Heat Index charts are based on shady conditions with light winds. Exposure to direct sunlight can increase heat index values by as much as fifteen degrees.

Heat dangers are increased with continued exposure to the excessive heat and/or physical activity. Elderly persons, small children, individuals in poor health, those on certain medications or drugs and persons with weight and/or alcohol problems are particularly susceptible to heat-related medical complications or illness.

NOAA’s Heat Alert procedures are based mainly on Heat Index Values. The Heat Index, sometimes referred to as the apparent temperature and given in degrees Fahrenheit, is a measure of how hot it really feels when relative humidity is factored with the actual air temperature.

To find the Heat Index, use the chart below.

For example, if the air temperature is 96°F (found on the top of the table) and the relative humidity is 65% (found on the left of the table), the heat index - how hot it feels – is 121°!

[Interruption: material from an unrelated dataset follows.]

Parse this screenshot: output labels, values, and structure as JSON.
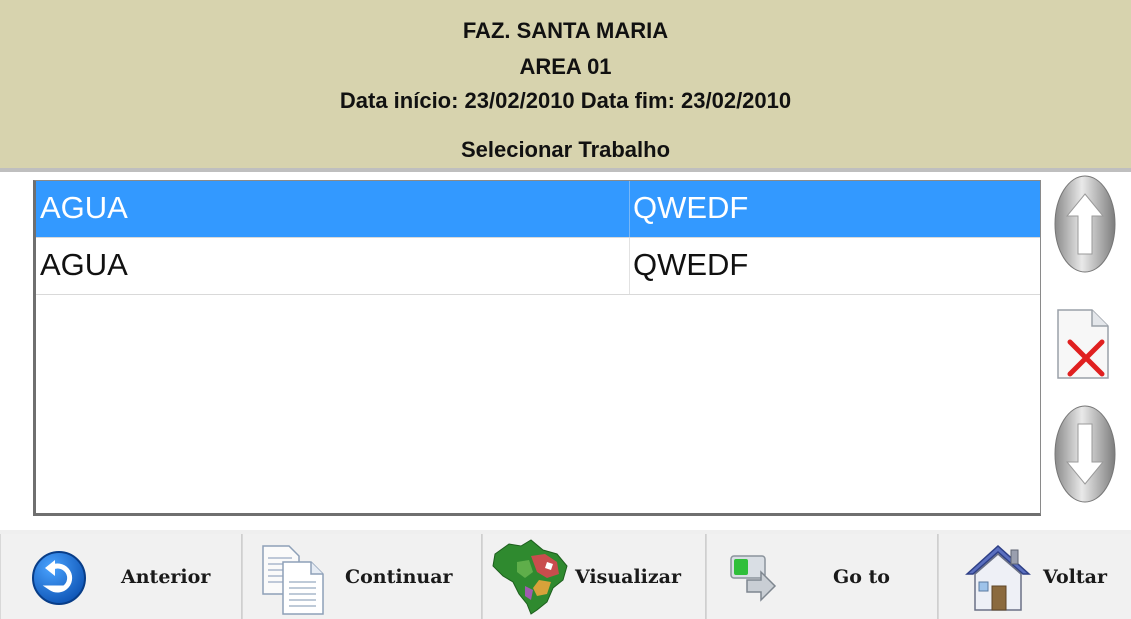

The National Weather Service will initiate alert procedures when the Heat Index is expected to exceed 105°- 110°F (depending on local climate) for at least 2 consecutive days.